** Study material follows **

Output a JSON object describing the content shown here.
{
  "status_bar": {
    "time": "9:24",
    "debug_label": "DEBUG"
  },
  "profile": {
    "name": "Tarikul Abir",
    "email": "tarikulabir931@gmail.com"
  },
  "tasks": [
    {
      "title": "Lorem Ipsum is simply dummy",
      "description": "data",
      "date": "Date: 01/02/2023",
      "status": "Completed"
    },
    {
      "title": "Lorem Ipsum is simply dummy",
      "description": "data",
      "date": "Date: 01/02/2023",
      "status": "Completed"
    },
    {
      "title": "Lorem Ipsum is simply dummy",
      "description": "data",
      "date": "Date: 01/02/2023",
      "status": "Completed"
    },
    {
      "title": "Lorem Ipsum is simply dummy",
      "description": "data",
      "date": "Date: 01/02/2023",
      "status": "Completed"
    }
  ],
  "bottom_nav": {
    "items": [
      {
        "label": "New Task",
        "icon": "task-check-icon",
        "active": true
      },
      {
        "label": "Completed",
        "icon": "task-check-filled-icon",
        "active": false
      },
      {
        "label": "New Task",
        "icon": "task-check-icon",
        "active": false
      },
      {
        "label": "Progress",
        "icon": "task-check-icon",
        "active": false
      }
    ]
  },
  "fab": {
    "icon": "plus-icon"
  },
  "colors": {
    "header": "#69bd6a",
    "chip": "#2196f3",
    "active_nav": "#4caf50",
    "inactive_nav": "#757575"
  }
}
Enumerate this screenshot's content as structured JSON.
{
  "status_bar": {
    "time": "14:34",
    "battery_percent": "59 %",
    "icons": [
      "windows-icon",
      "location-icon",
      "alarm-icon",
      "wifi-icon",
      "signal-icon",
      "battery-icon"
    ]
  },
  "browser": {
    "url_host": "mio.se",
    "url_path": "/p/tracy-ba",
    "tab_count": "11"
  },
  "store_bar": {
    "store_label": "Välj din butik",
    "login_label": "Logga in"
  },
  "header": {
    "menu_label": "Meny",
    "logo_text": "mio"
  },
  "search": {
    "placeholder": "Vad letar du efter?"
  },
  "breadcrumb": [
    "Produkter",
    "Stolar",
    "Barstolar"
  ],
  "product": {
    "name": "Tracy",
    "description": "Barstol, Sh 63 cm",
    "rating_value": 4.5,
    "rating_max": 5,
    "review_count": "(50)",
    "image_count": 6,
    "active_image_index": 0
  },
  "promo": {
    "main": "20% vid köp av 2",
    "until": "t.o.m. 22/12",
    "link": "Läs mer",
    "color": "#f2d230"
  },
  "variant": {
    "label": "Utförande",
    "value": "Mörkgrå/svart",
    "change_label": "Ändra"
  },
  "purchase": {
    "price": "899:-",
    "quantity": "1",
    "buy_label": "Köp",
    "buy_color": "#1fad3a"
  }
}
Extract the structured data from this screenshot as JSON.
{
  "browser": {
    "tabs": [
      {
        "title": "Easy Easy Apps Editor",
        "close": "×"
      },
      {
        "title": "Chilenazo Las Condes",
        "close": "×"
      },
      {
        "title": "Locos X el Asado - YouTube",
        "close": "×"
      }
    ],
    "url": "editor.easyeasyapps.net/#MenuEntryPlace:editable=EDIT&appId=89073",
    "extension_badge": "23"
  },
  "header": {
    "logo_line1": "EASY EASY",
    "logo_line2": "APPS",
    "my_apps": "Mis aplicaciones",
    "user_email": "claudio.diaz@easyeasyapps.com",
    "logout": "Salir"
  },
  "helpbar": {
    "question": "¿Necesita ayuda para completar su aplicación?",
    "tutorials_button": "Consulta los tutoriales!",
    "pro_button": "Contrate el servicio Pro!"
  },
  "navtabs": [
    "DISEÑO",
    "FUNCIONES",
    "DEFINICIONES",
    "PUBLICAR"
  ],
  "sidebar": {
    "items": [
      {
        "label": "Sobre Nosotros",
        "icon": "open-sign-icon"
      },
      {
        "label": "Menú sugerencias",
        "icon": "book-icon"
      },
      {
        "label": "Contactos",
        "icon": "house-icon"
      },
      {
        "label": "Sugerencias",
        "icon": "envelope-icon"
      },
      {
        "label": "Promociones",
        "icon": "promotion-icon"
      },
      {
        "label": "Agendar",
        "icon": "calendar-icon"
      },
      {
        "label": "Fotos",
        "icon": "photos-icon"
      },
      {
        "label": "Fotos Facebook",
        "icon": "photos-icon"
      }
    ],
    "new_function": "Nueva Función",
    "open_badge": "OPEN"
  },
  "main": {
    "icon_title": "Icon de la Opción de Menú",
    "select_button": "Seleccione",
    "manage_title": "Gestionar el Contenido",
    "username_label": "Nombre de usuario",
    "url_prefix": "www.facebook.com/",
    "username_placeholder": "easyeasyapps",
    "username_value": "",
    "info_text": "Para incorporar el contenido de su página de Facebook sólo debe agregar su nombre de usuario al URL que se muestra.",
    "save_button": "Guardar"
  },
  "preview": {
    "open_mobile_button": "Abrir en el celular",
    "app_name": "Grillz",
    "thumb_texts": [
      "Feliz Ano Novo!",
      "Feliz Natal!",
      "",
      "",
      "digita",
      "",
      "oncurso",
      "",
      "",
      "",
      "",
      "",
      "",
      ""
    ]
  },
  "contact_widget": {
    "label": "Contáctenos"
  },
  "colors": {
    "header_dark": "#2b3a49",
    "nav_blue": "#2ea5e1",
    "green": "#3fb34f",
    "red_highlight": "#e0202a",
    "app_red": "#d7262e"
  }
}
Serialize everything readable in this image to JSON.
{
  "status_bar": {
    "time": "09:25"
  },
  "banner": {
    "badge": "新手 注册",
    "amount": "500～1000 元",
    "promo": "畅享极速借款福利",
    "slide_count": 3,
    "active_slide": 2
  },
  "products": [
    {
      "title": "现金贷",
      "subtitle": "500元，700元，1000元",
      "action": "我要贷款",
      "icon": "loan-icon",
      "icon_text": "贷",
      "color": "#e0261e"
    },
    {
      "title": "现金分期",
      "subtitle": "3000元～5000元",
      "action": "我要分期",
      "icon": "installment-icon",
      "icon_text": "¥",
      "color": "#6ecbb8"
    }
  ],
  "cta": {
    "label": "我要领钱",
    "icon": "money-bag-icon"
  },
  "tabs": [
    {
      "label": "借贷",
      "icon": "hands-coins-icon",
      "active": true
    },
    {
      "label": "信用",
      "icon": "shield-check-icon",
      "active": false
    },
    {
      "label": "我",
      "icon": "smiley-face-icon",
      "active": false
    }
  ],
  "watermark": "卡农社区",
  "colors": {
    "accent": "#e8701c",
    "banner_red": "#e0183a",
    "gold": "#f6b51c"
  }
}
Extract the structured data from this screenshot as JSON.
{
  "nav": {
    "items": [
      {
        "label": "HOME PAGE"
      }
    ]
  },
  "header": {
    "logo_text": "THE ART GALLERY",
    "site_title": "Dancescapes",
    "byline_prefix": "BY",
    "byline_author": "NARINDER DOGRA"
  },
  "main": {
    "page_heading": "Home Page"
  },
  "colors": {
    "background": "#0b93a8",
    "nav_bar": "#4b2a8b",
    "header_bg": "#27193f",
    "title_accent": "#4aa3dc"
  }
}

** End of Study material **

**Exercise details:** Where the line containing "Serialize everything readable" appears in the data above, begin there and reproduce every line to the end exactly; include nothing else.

**Written response:**
Serialize everything readable in this image to JSON.
{
  "status_bar": {
    "time": "09:25"
  },
  "banner": {
    "badge": "新手 注册",
    "amount": "500～1000 元",
    "promo": "畅享极速借款福利",
    "slide_count": 3,
    "active_slide": 2
  },
  "products": [
    {
      "title": "现金贷",
      "subtitle": "500元，700元，1000元",
      "action": "我要贷款",
      "icon": "loan-icon",
      "icon_text": "贷",
      "color": "#e0261e"
    },
    {
      "title": "现金分期",
      "subtitle": "3000元～5000元",
      "action": "我要分期",
      "icon": "installment-icon",
      "icon_text": "¥",
      "color": "#6ecbb8"
    }
  ],
  "cta": {
    "label": "我要领钱",
    "icon": "money-bag-icon"
  },
  "tabs": [
    {
      "label": "借贷",
      "icon": "hands-coins-icon",
      "active": true
    },
    {
      "label": "信用",
      "icon": "shield-check-icon",
      "active": false
    },
    {
      "label": "我",
      "icon": "smiley-face-icon",
      "active": false
    }
  ],
  "watermark": "卡农社区",
  "colors": {
    "accent": "#e8701c",
    "banner_red": "#e0183a",
    "gold": "#f6b51c"
  }
}
Extract the structured data from this screenshot as JSON.
{
  "nav": {
    "items": [
      {
        "label": "HOME PAGE"
      }
    ]
  },
  "header": {
    "logo_text": "THE ART GALLERY",
    "site_title": "Dancescapes",
    "byline_prefix": "BY",
    "byline_author": "NARINDER DOGRA"
  },
  "main": {
    "page_heading": "Home Page"
  },
  "colors": {
    "background": "#0b93a8",
    "nav_bar": "#4b2a8b",
    "header_bg": "#27193f",
    "title_accent": "#4aa3dc"
  }
}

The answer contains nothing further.